● Work to be completed: Nothing in the entries should be altered. Write them out in full.

● Input material:
______

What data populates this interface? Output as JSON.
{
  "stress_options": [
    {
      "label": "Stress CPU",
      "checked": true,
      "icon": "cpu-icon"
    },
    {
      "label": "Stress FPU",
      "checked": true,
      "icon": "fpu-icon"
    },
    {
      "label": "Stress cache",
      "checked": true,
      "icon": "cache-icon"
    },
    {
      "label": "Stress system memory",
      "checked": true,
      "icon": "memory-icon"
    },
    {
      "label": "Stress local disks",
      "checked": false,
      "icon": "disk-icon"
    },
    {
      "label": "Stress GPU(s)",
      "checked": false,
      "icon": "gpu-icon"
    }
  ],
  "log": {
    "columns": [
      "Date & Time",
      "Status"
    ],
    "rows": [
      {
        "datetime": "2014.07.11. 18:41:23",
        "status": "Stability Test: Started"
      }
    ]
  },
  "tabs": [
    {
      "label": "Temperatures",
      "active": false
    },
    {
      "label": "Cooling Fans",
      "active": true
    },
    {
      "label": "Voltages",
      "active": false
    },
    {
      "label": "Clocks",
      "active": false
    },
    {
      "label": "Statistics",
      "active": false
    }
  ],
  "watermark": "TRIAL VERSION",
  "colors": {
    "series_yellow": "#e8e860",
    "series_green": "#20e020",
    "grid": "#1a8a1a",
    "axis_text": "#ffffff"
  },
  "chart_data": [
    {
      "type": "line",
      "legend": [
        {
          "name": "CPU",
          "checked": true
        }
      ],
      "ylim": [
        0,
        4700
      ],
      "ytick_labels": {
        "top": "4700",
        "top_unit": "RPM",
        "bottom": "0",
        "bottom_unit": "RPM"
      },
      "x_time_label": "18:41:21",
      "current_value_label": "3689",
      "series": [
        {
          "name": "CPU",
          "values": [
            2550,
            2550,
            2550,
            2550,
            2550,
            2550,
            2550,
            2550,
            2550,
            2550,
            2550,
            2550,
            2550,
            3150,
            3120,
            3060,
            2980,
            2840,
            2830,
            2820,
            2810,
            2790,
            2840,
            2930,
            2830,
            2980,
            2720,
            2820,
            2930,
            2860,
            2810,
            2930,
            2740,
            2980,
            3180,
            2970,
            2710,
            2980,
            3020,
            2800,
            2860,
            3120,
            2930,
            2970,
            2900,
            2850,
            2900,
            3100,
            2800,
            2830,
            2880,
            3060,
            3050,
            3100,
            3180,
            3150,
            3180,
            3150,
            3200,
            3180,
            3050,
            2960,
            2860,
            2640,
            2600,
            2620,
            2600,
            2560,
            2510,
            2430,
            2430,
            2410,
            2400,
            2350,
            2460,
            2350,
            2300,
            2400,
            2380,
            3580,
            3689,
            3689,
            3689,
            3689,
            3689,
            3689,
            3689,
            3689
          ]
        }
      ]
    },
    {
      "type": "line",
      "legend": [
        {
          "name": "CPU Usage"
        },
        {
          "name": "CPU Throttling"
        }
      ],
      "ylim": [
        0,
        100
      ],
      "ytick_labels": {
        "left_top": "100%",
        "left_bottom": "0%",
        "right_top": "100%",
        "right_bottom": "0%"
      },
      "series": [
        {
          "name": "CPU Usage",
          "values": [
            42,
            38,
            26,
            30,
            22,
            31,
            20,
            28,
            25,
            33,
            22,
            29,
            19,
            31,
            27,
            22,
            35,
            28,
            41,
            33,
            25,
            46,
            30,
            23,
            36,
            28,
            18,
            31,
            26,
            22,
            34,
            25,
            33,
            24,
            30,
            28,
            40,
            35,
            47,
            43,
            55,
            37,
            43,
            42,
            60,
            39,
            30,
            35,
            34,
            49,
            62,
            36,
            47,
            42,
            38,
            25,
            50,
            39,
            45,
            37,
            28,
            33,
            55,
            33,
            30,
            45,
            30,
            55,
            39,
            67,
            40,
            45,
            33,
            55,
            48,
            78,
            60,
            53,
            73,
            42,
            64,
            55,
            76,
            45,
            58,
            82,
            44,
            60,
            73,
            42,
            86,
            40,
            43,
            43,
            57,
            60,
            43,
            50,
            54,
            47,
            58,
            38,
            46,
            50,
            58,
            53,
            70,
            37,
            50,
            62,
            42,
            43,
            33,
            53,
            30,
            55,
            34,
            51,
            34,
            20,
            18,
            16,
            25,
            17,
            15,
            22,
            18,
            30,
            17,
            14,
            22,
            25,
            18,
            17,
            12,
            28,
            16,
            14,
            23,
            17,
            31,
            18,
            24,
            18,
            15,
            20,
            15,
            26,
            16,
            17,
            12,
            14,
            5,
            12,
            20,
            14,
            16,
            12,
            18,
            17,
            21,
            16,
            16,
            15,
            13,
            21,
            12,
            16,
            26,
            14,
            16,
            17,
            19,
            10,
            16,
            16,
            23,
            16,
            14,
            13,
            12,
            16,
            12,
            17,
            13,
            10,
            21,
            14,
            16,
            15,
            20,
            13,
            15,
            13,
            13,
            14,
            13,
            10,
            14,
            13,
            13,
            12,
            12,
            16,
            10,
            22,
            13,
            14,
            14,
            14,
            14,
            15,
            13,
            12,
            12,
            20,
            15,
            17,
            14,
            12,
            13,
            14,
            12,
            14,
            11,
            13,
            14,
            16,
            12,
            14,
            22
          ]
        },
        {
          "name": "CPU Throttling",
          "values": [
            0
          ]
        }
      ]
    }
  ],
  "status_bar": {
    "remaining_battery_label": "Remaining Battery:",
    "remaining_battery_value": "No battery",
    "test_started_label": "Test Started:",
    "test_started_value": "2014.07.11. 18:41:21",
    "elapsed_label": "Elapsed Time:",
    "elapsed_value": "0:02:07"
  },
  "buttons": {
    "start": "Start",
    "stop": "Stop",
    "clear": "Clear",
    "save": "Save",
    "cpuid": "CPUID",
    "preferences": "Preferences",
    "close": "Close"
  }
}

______

● Result for this exercise:
What data populates this interface? Output as JSON.
{
  "stress_options": [
    {
      "label": "Stress CPU",
      "checked": true,
      "icon": "cpu-icon"
    },
    {
      "label": "Stress FPU",
      "checked": true,
      "icon": "fpu-icon"
    },
    {
      "label": "Stress cache",
      "checked": true,
      "icon": "cache-icon"
    },
    {
      "label": "Stress system memory",
      "checked": true,
      "icon": "memory-icon"
    },
    {
      "label": "Stress local disks",
      "checked": false,
      "icon": "disk-icon"
    },
    {
      "label": "Stress GPU(s)",
      "checked": false,
      "icon": "gpu-icon"
    }
  ],
  "log": {
    "columns": [
      "Date & Time",
      "Status"
    ],
    "rows": [
      {
        "datetime": "2014.07.11. 18:41:23",
        "status": "Stability Test: Started"
      }
    ]
  },
  "tabs": [
    {
      "label": "Temperatures",
      "active": false
    },
    {
      "label": "Cooling Fans",
      "active": true
    },
    {
      "label": "Voltages",
      "active": false
    },
    {
      "label": "Clocks",
      "active": false
    },
    {
      "label": "Statistics",
      "active": false
    }
  ],
  "watermark": "TRIAL VERSION",
  "colors": {
    "series_yellow": "#e8e860",
    "series_green": "#20e020",
    "grid": "#1a8a1a",
    "axis_text": "#ffffff"
  },
  "chart_data": [
    {
      "type": "line",
      "legend": [
        {
          "name": "CPU",
          "checked": true
        }
      ],
      "ylim": [
        0,
        4700
      ],
      "ytick_labels": {
        "top": "4700",
        "top_unit": "RPM",
        "bottom": "0",
        "bottom_unit": "RPM"
      },
      "x_time_label": "18:41:21",
      "current_value_label": "3689",
      "series": [
        {
          "name": "CPU",
          "values": [
            2550,
            2550,
            2550,
            2550,
            2550,
            2550,
            2550,
            2550,
            2550,
            2550,
            2550,
            2550,
            2550,
            3150,
            3120,
            3060,
            2980,
            2840,
            2830,
            2820,
            2810,
            2790,
            2840,
            2930,
            2830,
            2980,
            2720,
            2820,
            2930,
            2860,
            2810,
            2930,
            2740,
            2980,
            3180,
            2970,
            2710,
            2980,
            3020,
            2800,
            2860,
            3120,
            2930,
            2970,
            2900,
            2850,
            2900,
            3100,
            2800,
            2830,
            2880,
            3060,
            3050,
            3100,
            3180,
            3150,
            3180,
            3150,
            3200,
            3180,
            3050,
            2960,
            2860,
            2640,
            2600,
            2620,
            2600,
            2560,
            2510,
            2430,
            2430,
            2410,
            2400,
            2350,
            2460,
            2350,
            2300,
            2400,
            2380,
            3580,
            3689,
            3689,
            3689,
            3689,
            3689,
            3689,
            3689,
            3689
          ]
        }
      ]
    },
    {
      "type": "line",
      "legend": [
        {
          "name": "CPU Usage"
        },
        {
          "name": "CPU Throttling"
        }
      ],
      "ylim": [
        0,
        100
      ],
      "ytick_labels": {
        "left_top": "100%",
        "left_bottom": "0%",
        "right_top": "100%",
        "right_bottom": "0%"
      },
      "series": [
        {
          "name": "CPU Usage",
          "values": [
            42,
            38,
            26,
            30,
            22,
            31,
            20,
            28,
            25,
            33,
            22,
            29,
            19,
            31,
            27,
            22,
            35,
            28,
            41,
            33,
            25,
            46,
            30,
            23,
            36,
            28,
            18,
            31,
            26,
            22,
            34,
            25,
            33,
            24,
            30,
            28,
            40,
            35,
            47,
            43,
            55,
            37,
            43,
            42,
            60,
            39,
            30,
            35,
            34,
            49,
            62,
            36,
            47,
            42,
            38,
            25,
            50,
            39,
            45,
            37,
            28,
            33,
            55,
            33,
            30,
            45,
            30,
            55,
            39,
            67,
            40,
            45,
            33,
            55,
            48,
            78,
            60,
            53,
            73,
            42,
            64,
            55,
            76,
            45,
            58,
            82,
            44,
            60,
            73,
            42,
            86,
            40,
            43,
            43,
            57,
            60,
            43,
            50,
            54,
            47,
            58,
            38,
            46,
            50,
            58,
            53,
            70,
            37,
            50,
            62,
            42,
            43,
            33,
            53,
            30,
            55,
            34,
            51,
            34,
            20,
            18,
            16,
            25,
            17,
            15,
            22,
            18,
            30,
            17,
            14,
            22,
            25,
            18,
            17,
            12,
            28,
            16,
            14,
            23,
            17,
            31,
            18,
            24,
            18,
            15,
            20,
            15,
            26,
            16,
            17,
            12,
            14,
            5,
            12,
            20,
            14,
            16,
            12,
            18,
            17,
            21,
            16,
            16,
            15,
            13,
            21,
            12,
            16,
            26,
            14,
            16,
            17,
            19,
            10,
            16,
            16,
            23,
            16,
            14,
            13,
            12,
            16,
            12,
            17,
            13,
            10,
            21,
            14,
            16,
            15,
            20,
            13,
            15,
            13,
            13,
            14,
            13,
            10,
            14,
            13,
            13,
            12,
            12,
            16,
            10,
            22,
            13,
            14,
            14,
            14,
            14,
            15,
            13,
            12,
            12,
            20,
            15,
            17,
            14,
            12,
            13,
            14,
            12,
            14,
            11,
            13,
            14,
            16,
            12,
            14,
            22
          ]
        },
        {
          "name": "CPU Throttling",
          "values": [
            0
          ]
        }
      ]
    }
  ],
  "status_bar": {
    "remaining_battery_label": "Remaining Battery:",
    "remaining_battery_value": "No battery",
    "test_started_label": "Test Started:",
    "test_started_value": "2014.07.11. 18:41:21",
    "elapsed_label": "Elapsed Time:",
    "elapsed_value": "0:02:07"
  },
  "buttons": {
    "start": "Start",
    "stop": "Stop",
    "clear": "Clear",
    "save": "Save",
    "cpuid": "CPUID",
    "preferences": "Preferences",
    "close": "Close"
  }
}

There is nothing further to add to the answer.